    if (security_level != 0) {
        // Check if the user is root
        if (uid == 0) {
            bpf_trace_printk("Root user opening secret file %s \\n", key.fname);
            return 0;

        bpf_trace_printk("Non-root user attempting to open secret file %s with security level %d \\n", key.fname, *security_level );
        if (*security_level == 1) {
            // Override the return value of the syscall to indicate permission denied
            bpf_override_return(ctx, -EACCES);
        } else if (*security_level > 1) {
            // If security level is gt than 1, send the SIGKILL signal to terminate the process
    return 0;

Apart from the map, the notable aspects in the above code are the utilization of bpf_override_return and bpf_send_signal, which we have discussed earlier.

The bpf_send_signal(u32 sig) send signal _sig_ to the thread corresponding to the current task. The signal may be delivered to any of this process's threads. If you want to send the signal to the specific thread corresponding to the current task use bpf_send_signal_thread(u32 sig)

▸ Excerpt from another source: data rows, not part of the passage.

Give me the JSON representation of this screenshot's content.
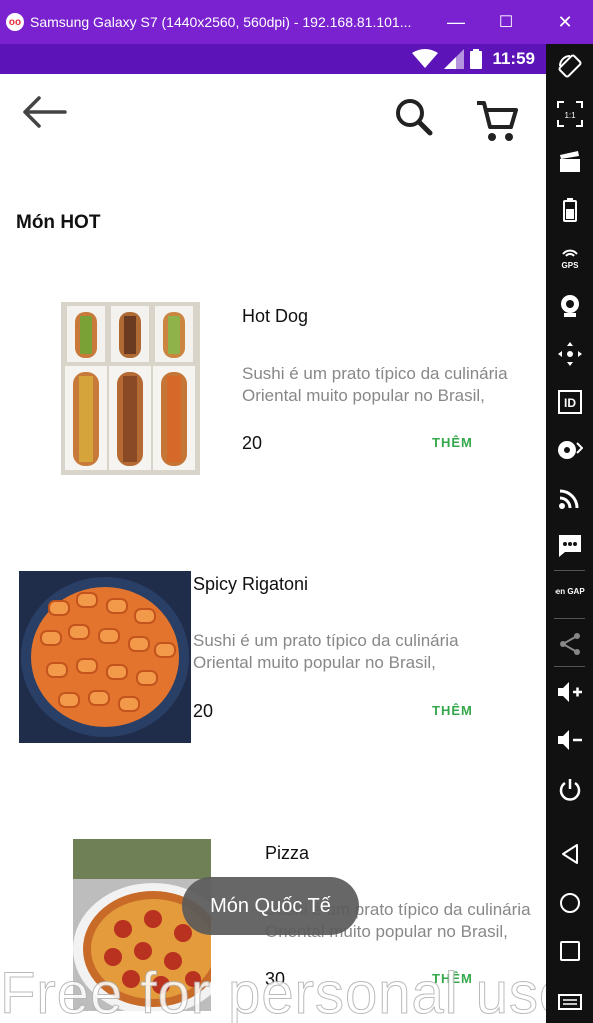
{
  "window": {
    "title": "Samsung Galaxy S7 (1440x2560, 560dpi) - 192.168.81.101...",
    "controls": {
      "minimize": "—",
      "maximize": "☐",
      "close": "✕"
    }
  },
  "status_bar": {
    "time": "11:59"
  },
  "app": {
    "section_title": "Món HOT",
    "foods": [
      {
        "name": "Hot Dog",
        "desc": "Sushi é um prato típico da culinária Oriental muito popular no Brasil,",
        "price": "20",
        "add_label": "THÊM"
      },
      {
        "name": "Spicy Rigatoni",
        "desc": "Sushi é um prato típico da culinária Oriental muito popular no Brasil,",
        "price": "20",
        "add_label": "THÊM"
      },
      {
        "name": "Pizza",
        "desc": "Sushi é um prato típico da culinária Oriental muito popular no Brasil,",
        "price": "30",
        "add_label": "THÊM"
      }
    ],
    "toast": "Món Quốc Tế",
    "watermark": "Free for personal use"
  },
  "sidebar": {
    "tools": [
      "rotate-icon",
      "pixel-perfect-icon",
      "capture-icon",
      "battery-icon",
      "gps-icon",
      "camera-icon",
      "dpad-icon",
      "id-icon",
      "disk-icon",
      "cast-icon",
      "sms-icon",
      "open-gapps-icon",
      "share-icon",
      "volume-up-icon",
      "volume-down-icon",
      "power-icon",
      "back-icon",
      "home-icon",
      "recents-icon",
      "menu-icon"
    ],
    "pixel_label": "1:1",
    "gps_label": "GPS",
    "id_label": "ID",
    "gapps_label": "Open GAPPS"
  },
  "colors": {
    "titlebar": "#7b22d0",
    "statusbar": "#5c13b8",
    "accent_add": "#35a84b"
  }
}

The bpf_override_return(struct pt_regs regs, u64 rc) Used for error injection, this helper override the return value of the probed function in this case our openat syscall.

User space

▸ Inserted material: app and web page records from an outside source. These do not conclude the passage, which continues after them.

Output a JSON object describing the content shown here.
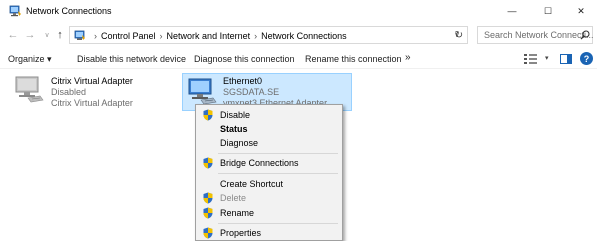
{
  "window": {
    "title": "Network Connections",
    "minimize_glyph": "—",
    "maximize_glyph": "☐",
    "close_glyph": "✕"
  },
  "nav": {
    "back_glyph": "←",
    "forward_glyph": "→",
    "recent_glyph": "∨",
    "up_glyph": "↑"
  },
  "address": {
    "separator": "›",
    "crumbs": [
      "Control Panel",
      "Network and Internet",
      "Network Connections"
    ],
    "dropdown_glyph": "∨",
    "refresh_glyph": "↻"
  },
  "search": {
    "placeholder": "Search Network Connecti..."
  },
  "toolbar": {
    "organize_label": "Organize ▾",
    "disable_label": "Disable this network device",
    "diagnose_label": "Diagnose this connection",
    "rename_label": "Rename this connection",
    "more_label": "»",
    "view_dropdown_glyph": "▾",
    "help_label": "?"
  },
  "adapters": [
    {
      "name": "Citrix Virtual Adapter",
      "status": "Disabled",
      "device": "Citrix Virtual Adapter",
      "icon": "network-adapter-icon"
    },
    {
      "name": "Ethernet0",
      "status": "SGSDATA.SE",
      "device": "vmxnet3 Ethernet Adapter",
      "icon": "network-adapter-icon"
    }
  ],
  "context_menu": {
    "items": [
      {
        "label": "Disable",
        "shield": true,
        "bold": false,
        "disabled": false
      },
      {
        "label": "Status",
        "shield": false,
        "bold": true,
        "disabled": false
      },
      {
        "label": "Diagnose",
        "shield": false,
        "bold": false,
        "disabled": false
      },
      {
        "label": "Bridge Connections",
        "shield": true,
        "bold": false,
        "disabled": false
      },
      {
        "label": "Create Shortcut",
        "shield": false,
        "bold": false,
        "disabled": false
      },
      {
        "label": "Delete",
        "shield": true,
        "bold": false,
        "disabled": true
      },
      {
        "label": "Rename",
        "shield": true,
        "bold": false,
        "disabled": false
      },
      {
        "label": "Properties",
        "shield": true,
        "bold": false,
        "disabled": false
      }
    ]
  },
  "colors": {
    "selection_fill": "#cce8ff",
    "selection_border": "#99d1ff",
    "accent": "#1a64b4"
  }
}
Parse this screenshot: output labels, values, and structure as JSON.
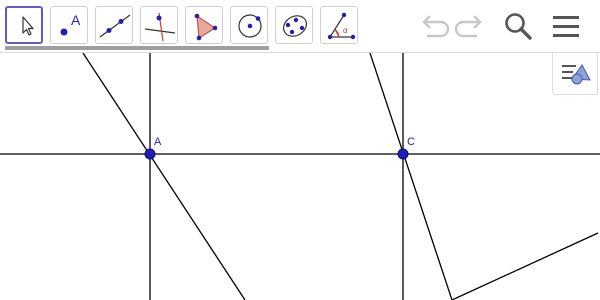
{
  "toolbar": {
    "tools": [
      {
        "icon": "move-arrow-icon",
        "active": true
      },
      {
        "icon": "point-icon",
        "label": "A"
      },
      {
        "icon": "line-icon"
      },
      {
        "icon": "perpendicular-line-icon"
      },
      {
        "icon": "polygon-icon"
      },
      {
        "icon": "circle-center-point-icon"
      },
      {
        "icon": "conic-five-points-icon"
      },
      {
        "icon": "angle-icon",
        "label": "α"
      }
    ],
    "actions": [
      "undo-icon",
      "redo-icon",
      "search-icon",
      "menu-icon"
    ]
  },
  "algebra_toggle": {
    "icon": "algebra-view-icon"
  },
  "graphics": {
    "points": [
      {
        "label": "A",
        "color": "#1f1fb8"
      },
      {
        "label": "C",
        "color": "#1f1fb8"
      }
    ],
    "line_color": "#000000"
  },
  "colors": {
    "accent": "#6557d2",
    "point": "#1f1fb8",
    "polygon_fill": "#e8a8a0"
  }
}
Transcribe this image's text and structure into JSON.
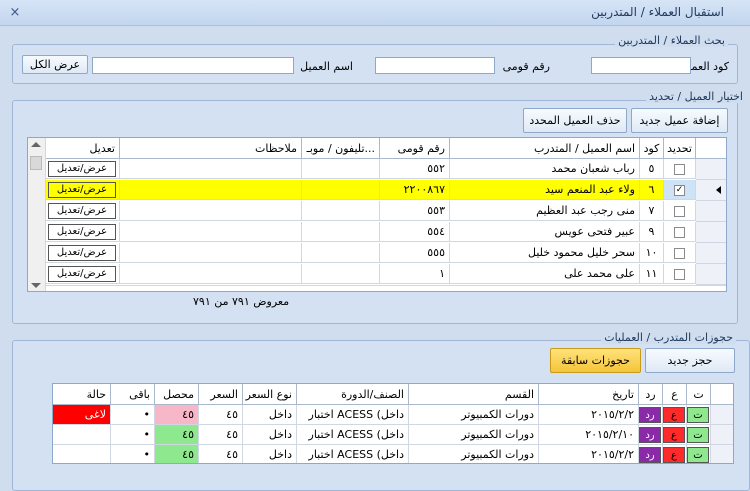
{
  "window": {
    "title": "استقبال العملاء / المتدربين",
    "close_icon": "×"
  },
  "search": {
    "group_label": "بحث العملاء / المتدربين",
    "code_label": "كود العميل",
    "name_label": "اسم العميل",
    "national_id_label": "رقم قومى",
    "show_all_label": "عرض الكل"
  },
  "select": {
    "group_label": "اختيار العميل / تحديد",
    "add_new_label": "إضافة عميل جديد",
    "delete_label": "حذف العميل المحدد",
    "columns": {
      "select": "تحديد",
      "code": "كود",
      "name": "اسم العميل / المتدرب",
      "national_id": "رقم قومى",
      "phone": "تليفون / موبـ...",
      "notes": "ملاحظات",
      "edit": "تعديل"
    },
    "rows": [
      {
        "checked": false,
        "code": "٥",
        "name": "رباب شعبان محمد",
        "national_id": "٥٥٢",
        "edit": "عرض/تعديل"
      },
      {
        "checked": true,
        "code": "٦",
        "name": "ولاء عبد المنعم سيد",
        "national_id": "٢٢٠٠٨٦٧",
        "edit": "عرض/تعديل"
      },
      {
        "checked": false,
        "code": "٧",
        "name": "منى رجب عبد العظيم",
        "national_id": "٥٥٣",
        "edit": "عرض/تعديل"
      },
      {
        "checked": false,
        "code": "٩",
        "name": "عبير فتحى عويس",
        "national_id": "٥٥٤",
        "edit": "عرض/تعديل"
      },
      {
        "checked": false,
        "code": "١٠",
        "name": "سحر خليل محمود خليل",
        "national_id": "٥٥٥",
        "edit": "عرض/تعديل"
      },
      {
        "checked": false,
        "code": "١١",
        "name": "على محمد على",
        "national_id": "١",
        "edit": "عرض/تعديل"
      }
    ],
    "count_text": "معروض ٧٩١ من ٧٩١"
  },
  "bookings": {
    "group_label": "حجوزات المتدرب / العمليات",
    "new_booking_label": "حجز جديد",
    "prev_bookings_label": "حجوزات سابقة",
    "columns": {
      "t": "ت",
      "a": "ع",
      "r": "رد",
      "date": "تاريخ",
      "dept": "القسم",
      "course": "الصنف/الدورة",
      "price_type": "نوع السعر",
      "price": "السعر",
      "paid": "محصل",
      "remaining": "باقى",
      "status": "حالة"
    },
    "rows": [
      {
        "t": "ت",
        "a": "ع",
        "r": "رد",
        "date": "٢٠١٥/٢/٢",
        "dept": "دورات الكمبيوتر",
        "course": "اختبار ACESS (داخل",
        "price_type": "داخل",
        "price": "٤٥",
        "paid": "٤٥",
        "remaining": "•",
        "status": "لاغى"
      },
      {
        "t": "ت",
        "a": "ع",
        "r": "رد",
        "date": "٢٠١٥/٢/١٠",
        "dept": "دورات الكمبيوتر",
        "course": "اختبار ACESS (داخل",
        "price_type": "داخل",
        "price": "٤٥",
        "paid": "٤٥",
        "remaining": "•",
        "status": ""
      },
      {
        "t": "ت",
        "a": "ع",
        "r": "رد",
        "date": "٢٠١٥/٢/٢",
        "dept": "دورات الكمبيوتر",
        "course": "اختبار ACESS (داخل",
        "price_type": "داخل",
        "price": "٤٥",
        "paid": "٤٥",
        "remaining": "•",
        "status": ""
      }
    ]
  },
  "colors": {
    "selected_row": "#ffff00",
    "t_badge": "#8ee88e",
    "a_badge": "#ff2a2a",
    "r_badge": "#8a2aa8",
    "cancel_status": "#ff0000",
    "paid_pink": "#f7b7c8",
    "paid_green": "#8ee88e"
  }
}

Continuing with the Python code for our user-space app, the code remains straightforward and shares similarity to our previous experiment.

from bcc import BPF
import ctypes as ct

# Helper function to add a secret file to the map
def add_secret_file(map, file):
    key = map.Key()
    key.fname = file[0].encode()
    value = ct.c_int(file[1])
    # Update the map with the new entry
    map[key] = value

def main():
    # Read BPF Program
    with open("ebpf_program.c") as f:
        bpf_program =

    # Load BPF program
    b = BPF(text=bpf_program)

    # Attach the kprobe defined in the eBPF program to the clone system call.
    fnname_openat = b.get_syscall_prefix().decode() + 'openat'
    b.attach_kprobe(event=fnname_openat, fn_name="syscall__openat")

    # Get thee map
    secret_files = b.get_table("secret_files")

    # Add the secret files to the map
    for file in [("/tmp/secret.txt", 1), ("/tmp/ultra_secret.txt", 2)]:
        add_secret_file(secret_files, file)

        print("Attaching kprobe to sys_openat... Press Ctrl+C to exit.")
    except KeyboardInterrupt:

if __name__ == "__main__":

In the provided script, the focus is drawn towards obtaining the map and adding entries to it. After loading the eBPF program, the script retrieves the eBPF map secret_files using b.get_table("secret_files"). Following this, a loop iterates through a list of secret files, each represented as a tuple containing a file path and an associated security level. The add_secret_file function is called with the map and each file tuple as arguments, wherein a new entry is created in the map with the file name as the key and the security level as the value.

This encapsulates the process of dynamically updating the eBPF map with secret file entries, illustrating a straightforward mechanism to interact with and modify the eBPF map from user space.


To give our new program a spin, let's create the two secret files in the tmp directory.

echo "" > /tmp/secret.txt
echo "" > /tmp/ultra_secret.txt

Upon running our program with the command sudo python3 and attempting to open the recently created files, we should observe some output. Keep in mind that secret.txt is assigned a security level of 1, while ultra_secret.txt has a level of 2. Hence, we should see the following output:

$ cat /tmp/secret.txt 
cat: /tmp/secret.txt: Permission denied

$ cat /tmp/ultra_secret.txt 

# Since we added a root user validation in our eBPF program, we can open the file as root.
$ sudo cat /tmp/ultra_secret.txt

All the code can be found in my repository.

To conclude

Through this simple example, we've illustrated that eBPF extends beyond observability, showcasing its ability to alter system call behavior, thereby highlighting its versatility and powerful impact on system-level interactions.

Thank you for reading along. This blog is a part of my learning journey and your feedback is highly valued. There's more to explore and share regarding eBPF, so stay tuned for upcoming posts. Your insights and experiences are welcome as we learn and grow together in this domain. Happy coding!

Share article